[WHAT IS NEEDED] The data must be returned in full and exactly as given.

[AVAILABLE DATA]

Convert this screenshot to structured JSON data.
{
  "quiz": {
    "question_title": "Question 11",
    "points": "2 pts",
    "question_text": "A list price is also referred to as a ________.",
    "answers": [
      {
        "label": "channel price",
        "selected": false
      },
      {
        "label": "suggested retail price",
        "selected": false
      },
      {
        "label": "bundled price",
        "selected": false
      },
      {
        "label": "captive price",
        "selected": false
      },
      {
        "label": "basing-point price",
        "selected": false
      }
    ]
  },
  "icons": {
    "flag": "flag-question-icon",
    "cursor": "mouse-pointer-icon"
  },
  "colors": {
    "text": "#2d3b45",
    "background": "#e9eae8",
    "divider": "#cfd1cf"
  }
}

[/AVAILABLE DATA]

[WRITTEN SOLUTION]
Convert this screenshot to structured JSON data.
{
  "quiz": {
    "question_title": "Question 11",
    "points": "2 pts",
    "question_text": "A list price is also referred to as a ________.",
    "answers": [
      {
        "label": "channel price",
        "selected": false
      },
      {
        "label": "suggested retail price",
        "selected": false
      },
      {
        "label": "bundled price",
        "selected": false
      },
      {
        "label": "captive price",
        "selected": false
      },
      {
        "label": "basing-point price",
        "selected": false
      }
    ]
  },
  "icons": {
    "flag": "flag-question-icon",
    "cursor": "mouse-pointer-icon"
  },
  "colors": {
    "text": "#2d3b45",
    "background": "#e9eae8",
    "divider": "#cfd1cf"
  }
}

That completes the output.